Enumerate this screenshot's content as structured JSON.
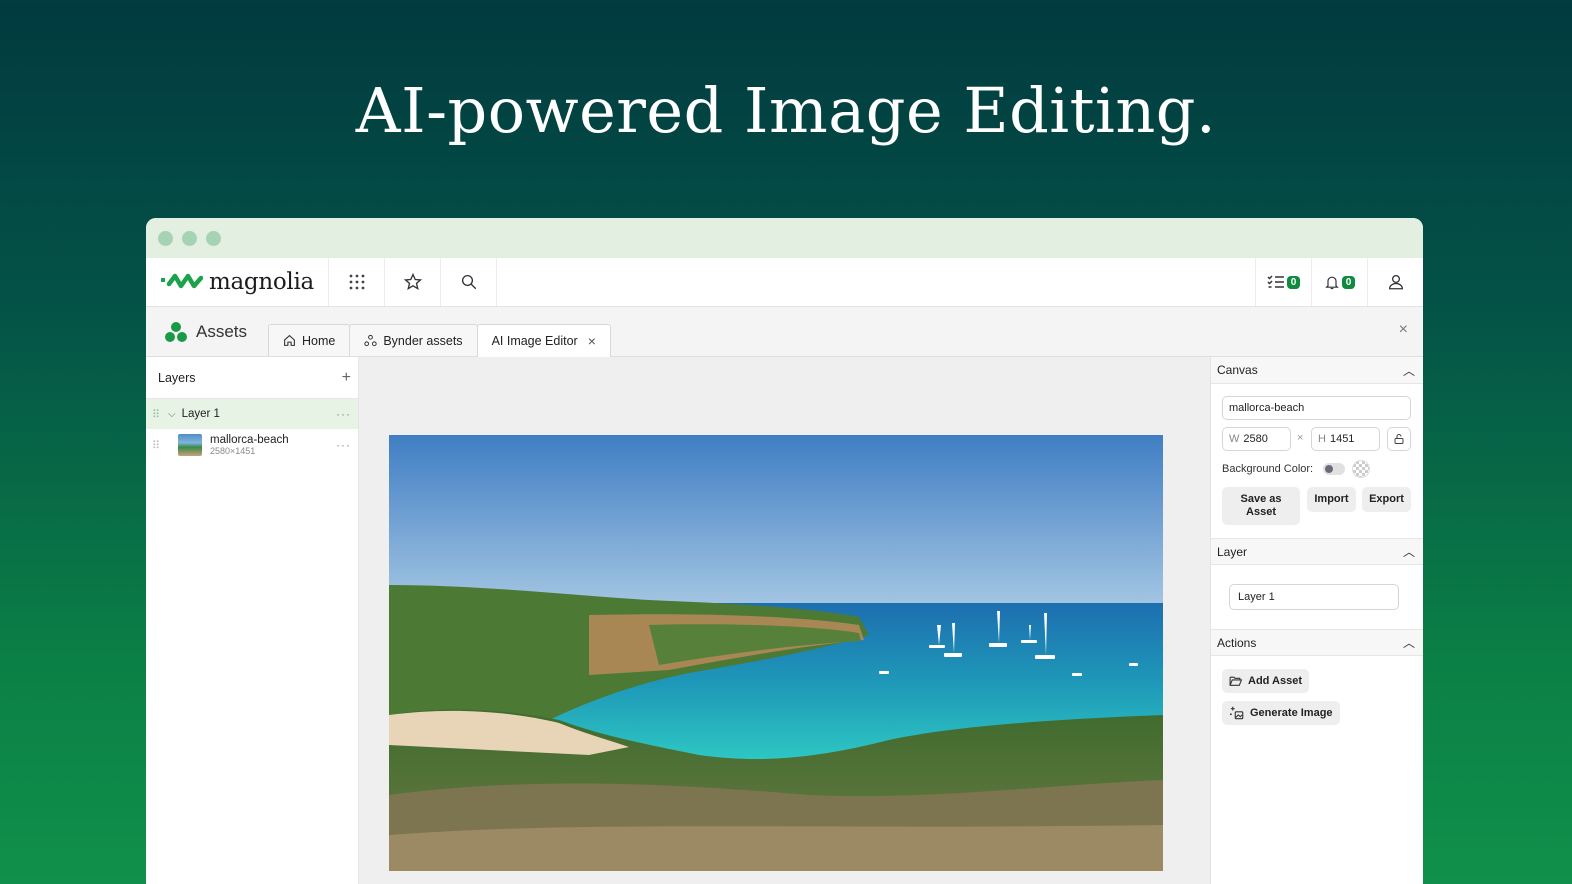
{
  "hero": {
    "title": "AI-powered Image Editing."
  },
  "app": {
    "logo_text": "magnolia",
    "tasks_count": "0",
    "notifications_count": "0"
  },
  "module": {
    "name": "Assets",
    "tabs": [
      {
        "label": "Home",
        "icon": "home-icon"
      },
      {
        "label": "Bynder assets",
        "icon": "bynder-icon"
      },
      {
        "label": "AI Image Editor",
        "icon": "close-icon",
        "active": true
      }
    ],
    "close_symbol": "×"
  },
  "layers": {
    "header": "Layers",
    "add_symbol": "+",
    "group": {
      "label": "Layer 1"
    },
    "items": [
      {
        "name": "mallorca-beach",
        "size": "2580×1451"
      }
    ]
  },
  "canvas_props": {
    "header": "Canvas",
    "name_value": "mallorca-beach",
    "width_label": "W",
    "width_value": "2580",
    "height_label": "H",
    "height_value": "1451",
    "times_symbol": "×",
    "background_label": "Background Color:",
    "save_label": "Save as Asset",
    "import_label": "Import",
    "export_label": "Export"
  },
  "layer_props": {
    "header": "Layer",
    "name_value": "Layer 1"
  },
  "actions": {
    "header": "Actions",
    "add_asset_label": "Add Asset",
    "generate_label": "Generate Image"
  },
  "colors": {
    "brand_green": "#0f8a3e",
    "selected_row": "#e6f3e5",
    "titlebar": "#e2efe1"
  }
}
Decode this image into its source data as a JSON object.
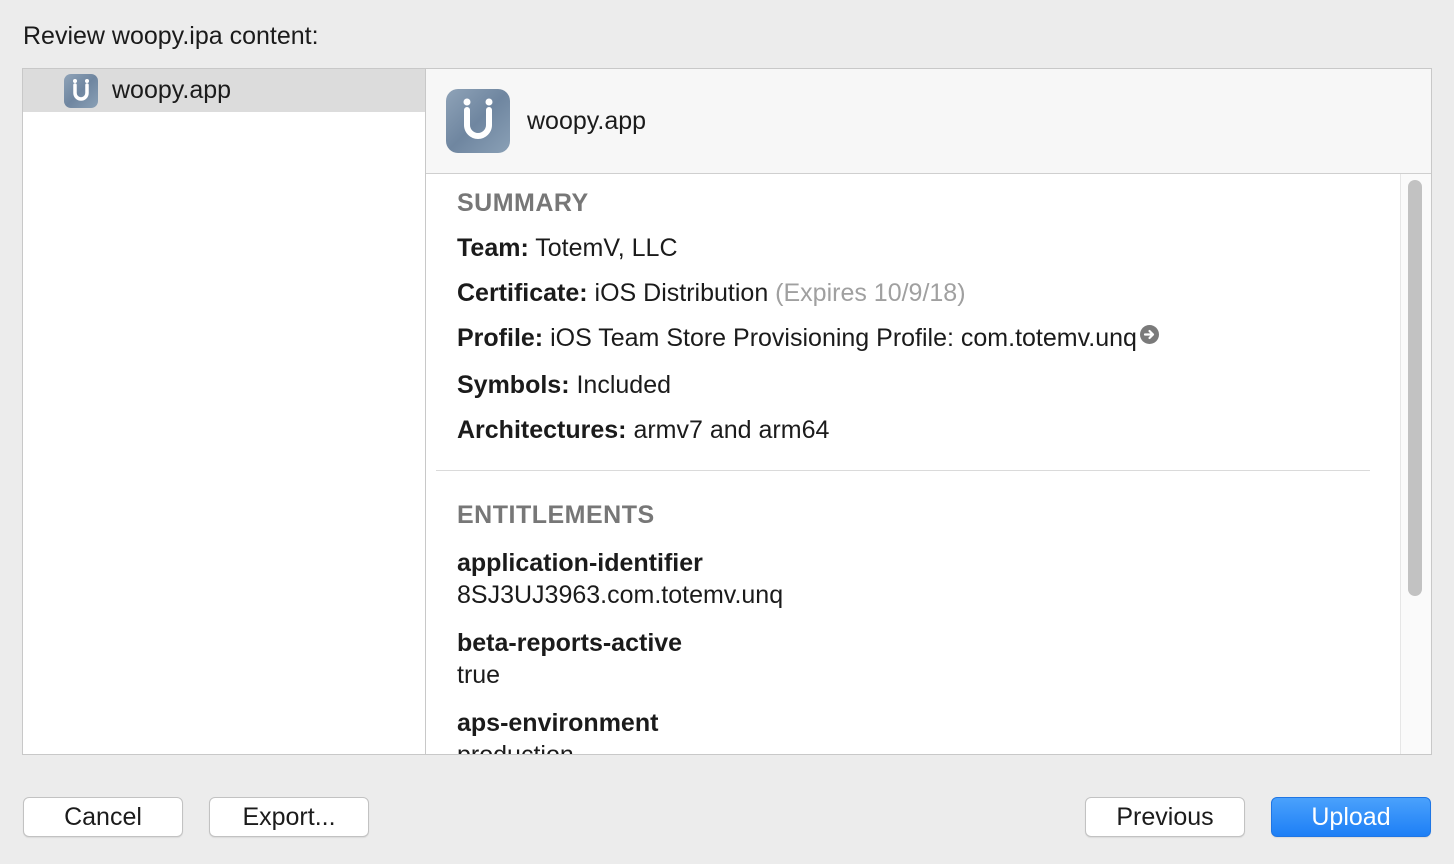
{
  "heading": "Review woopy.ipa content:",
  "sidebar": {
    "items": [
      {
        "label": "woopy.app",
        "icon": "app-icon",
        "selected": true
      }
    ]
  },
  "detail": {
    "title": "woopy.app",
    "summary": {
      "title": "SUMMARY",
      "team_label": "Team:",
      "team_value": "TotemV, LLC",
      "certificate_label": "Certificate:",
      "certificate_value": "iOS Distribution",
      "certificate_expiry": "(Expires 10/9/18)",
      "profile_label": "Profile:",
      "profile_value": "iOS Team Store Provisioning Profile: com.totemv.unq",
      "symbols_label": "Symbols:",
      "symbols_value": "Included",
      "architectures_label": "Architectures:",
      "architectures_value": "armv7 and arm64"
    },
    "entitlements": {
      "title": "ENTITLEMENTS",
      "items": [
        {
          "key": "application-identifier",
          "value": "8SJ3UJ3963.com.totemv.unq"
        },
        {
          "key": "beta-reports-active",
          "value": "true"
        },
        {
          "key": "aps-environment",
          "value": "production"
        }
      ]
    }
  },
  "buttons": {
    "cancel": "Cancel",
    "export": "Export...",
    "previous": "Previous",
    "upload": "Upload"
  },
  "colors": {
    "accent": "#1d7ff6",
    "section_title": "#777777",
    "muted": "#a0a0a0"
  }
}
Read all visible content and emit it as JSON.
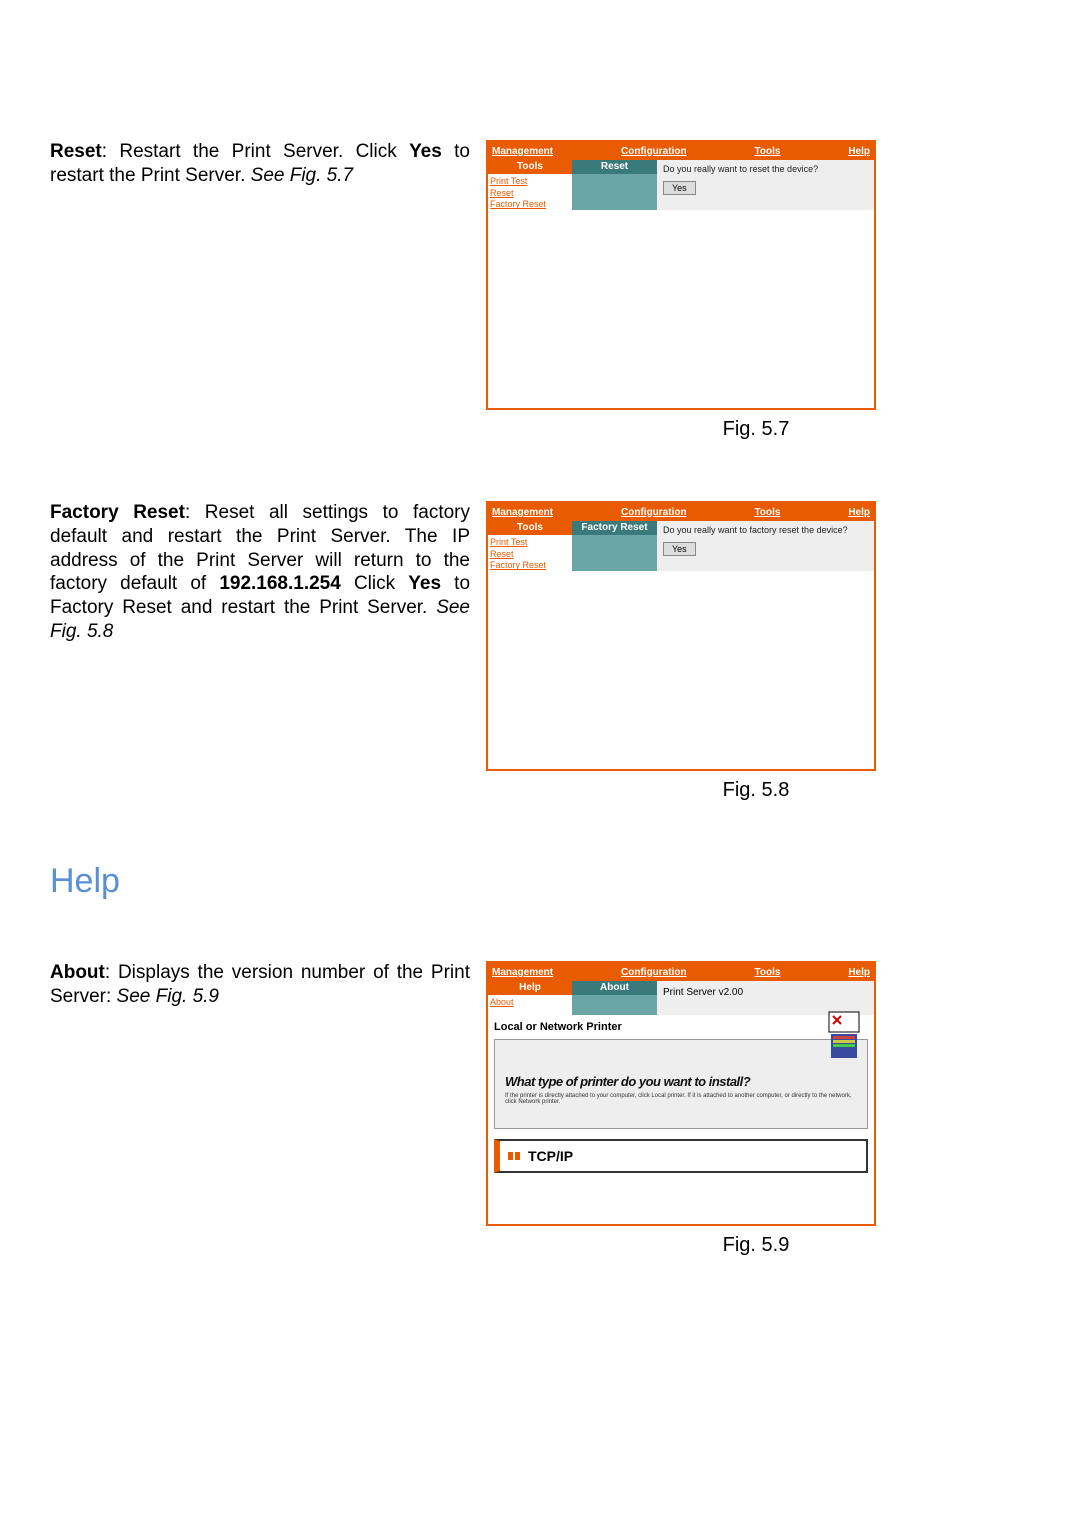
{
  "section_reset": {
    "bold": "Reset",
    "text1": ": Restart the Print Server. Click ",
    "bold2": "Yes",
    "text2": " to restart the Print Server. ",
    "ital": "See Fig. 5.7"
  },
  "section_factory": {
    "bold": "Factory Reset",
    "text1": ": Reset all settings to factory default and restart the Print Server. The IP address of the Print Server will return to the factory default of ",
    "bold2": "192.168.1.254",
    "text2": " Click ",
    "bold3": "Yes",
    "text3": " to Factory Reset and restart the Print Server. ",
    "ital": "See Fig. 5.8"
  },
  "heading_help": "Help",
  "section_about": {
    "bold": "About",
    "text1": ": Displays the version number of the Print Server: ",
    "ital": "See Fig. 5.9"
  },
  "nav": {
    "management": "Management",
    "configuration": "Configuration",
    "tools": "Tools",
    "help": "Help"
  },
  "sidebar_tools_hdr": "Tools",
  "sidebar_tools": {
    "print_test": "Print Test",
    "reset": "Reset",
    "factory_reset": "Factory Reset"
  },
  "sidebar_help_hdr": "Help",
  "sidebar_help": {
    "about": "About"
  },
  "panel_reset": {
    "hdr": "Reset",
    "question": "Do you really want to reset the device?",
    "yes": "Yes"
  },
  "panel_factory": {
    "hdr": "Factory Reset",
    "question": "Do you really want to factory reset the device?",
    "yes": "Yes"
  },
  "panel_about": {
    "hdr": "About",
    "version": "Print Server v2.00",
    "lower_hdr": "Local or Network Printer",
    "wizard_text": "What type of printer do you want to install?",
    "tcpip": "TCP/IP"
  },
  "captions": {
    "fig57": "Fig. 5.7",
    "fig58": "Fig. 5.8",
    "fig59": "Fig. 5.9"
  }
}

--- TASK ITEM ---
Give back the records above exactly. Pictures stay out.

--- REPLY ---
Enumerate this screenshot's content as structured JSON.
{
  "hero": {
    "title": "AI-powered Image Editing."
  },
  "app": {
    "logo_text": "magnolia",
    "tasks_count": "0",
    "notifications_count": "0"
  },
  "module": {
    "name": "Assets",
    "tabs": [
      {
        "label": "Home",
        "icon": "home-icon"
      },
      {
        "label": "Bynder assets",
        "icon": "bynder-icon"
      },
      {
        "label": "AI Image Editor",
        "icon": "close-icon",
        "active": true
      }
    ],
    "close_symbol": "×"
  },
  "layers": {
    "header": "Layers",
    "add_symbol": "+",
    "group": {
      "label": "Layer 1"
    },
    "items": [
      {
        "name": "mallorca-beach",
        "size": "2580×1451"
      }
    ]
  },
  "canvas_props": {
    "header": "Canvas",
    "name_value": "mallorca-beach",
    "width_label": "W",
    "width_value": "2580",
    "height_label": "H",
    "height_value": "1451",
    "times_symbol": "×",
    "background_label": "Background Color:",
    "save_label": "Save as Asset",
    "import_label": "Import",
    "export_label": "Export"
  },
  "layer_props": {
    "header": "Layer",
    "name_value": "Layer 1"
  },
  "actions": {
    "header": "Actions",
    "add_asset_label": "Add Asset",
    "generate_label": "Generate Image"
  },
  "colors": {
    "brand_green": "#0f8a3e",
    "selected_row": "#e6f3e5",
    "titlebar": "#e2efe1"
  }
}
Decode this image into its source data as a JSON object.
{
  "heading": "Review woopy.ipa content:",
  "sidebar": {
    "items": [
      {
        "label": "woopy.app",
        "icon": "app-icon",
        "selected": true
      }
    ]
  },
  "detail": {
    "title": "woopy.app",
    "summary": {
      "title": "SUMMARY",
      "team_label": "Team:",
      "team_value": "TotemV, LLC",
      "certificate_label": "Certificate:",
      "certificate_value": "iOS Distribution",
      "certificate_expiry": "(Expires 10/9/18)",
      "profile_label": "Profile:",
      "profile_value": "iOS Team Store Provisioning Profile: com.totemv.unq",
      "symbols_label": "Symbols:",
      "symbols_value": "Included",
      "architectures_label": "Architectures:",
      "architectures_value": "armv7 and arm64"
    },
    "entitlements": {
      "title": "ENTITLEMENTS",
      "items": [
        {
          "key": "application-identifier",
          "value": "8SJ3UJ3963.com.totemv.unq"
        },
        {
          "key": "beta-reports-active",
          "value": "true"
        },
        {
          "key": "aps-environment",
          "value": "production"
        }
      ]
    }
  },
  "buttons": {
    "cancel": "Cancel",
    "export": "Export...",
    "previous": "Previous",
    "upload": "Upload"
  },
  "colors": {
    "accent": "#1d7ff6",
    "section_title": "#777777",
    "muted": "#a0a0a0"
  }
}
Read all visible content and emit it as JSON.
{
  "section_reset": {
    "bold": "Reset",
    "text1": ": Restart the Print Server. Click ",
    "bold2": "Yes",
    "text2": " to restart the Print Server. ",
    "ital": "See Fig. 5.7"
  },
  "section_factory": {
    "bold": "Factory Reset",
    "text1": ": Reset all settings to factory default and restart the Print Server. The IP address of the Print Server will return to the factory default of ",
    "bold2": "192.168.1.254",
    "text2": " Click ",
    "bold3": "Yes",
    "text3": " to Factory Reset and restart the Print Server. ",
    "ital": "See Fig. 5.8"
  },
  "heading_help": "Help",
  "section_about": {
    "bold": "About",
    "text1": ": Displays the version number of the Print Server: ",
    "ital": "See Fig. 5.9"
  },
  "nav": {
    "management": "Management",
    "configuration": "Configuration",
    "tools": "Tools",
    "help": "Help"
  },
  "sidebar_tools_hdr": "Tools",
  "sidebar_tools": {
    "print_test": "Print Test",
    "reset": "Reset",
    "factory_reset": "Factory Reset"
  },
  "sidebar_help_hdr": "Help",
  "sidebar_help": {
    "about": "About"
  },
  "panel_reset": {
    "hdr": "Reset",
    "question": "Do you really want to reset the device?",
    "yes": "Yes"
  },
  "panel_factory": {
    "hdr": "Factory Reset",
    "question": "Do you really want to factory reset the device?",
    "yes": "Yes"
  },
  "panel_about": {
    "hdr": "About",
    "version": "Print Server v2.00",
    "lower_hdr": "Local or Network Printer",
    "wizard_text": "What type of printer do you want to install?",
    "tcpip": "TCP/IP"
  },
  "captions": {
    "fig57": "Fig. 5.7",
    "fig58": "Fig. 5.8",
    "fig59": "Fig. 5.9"
  }
}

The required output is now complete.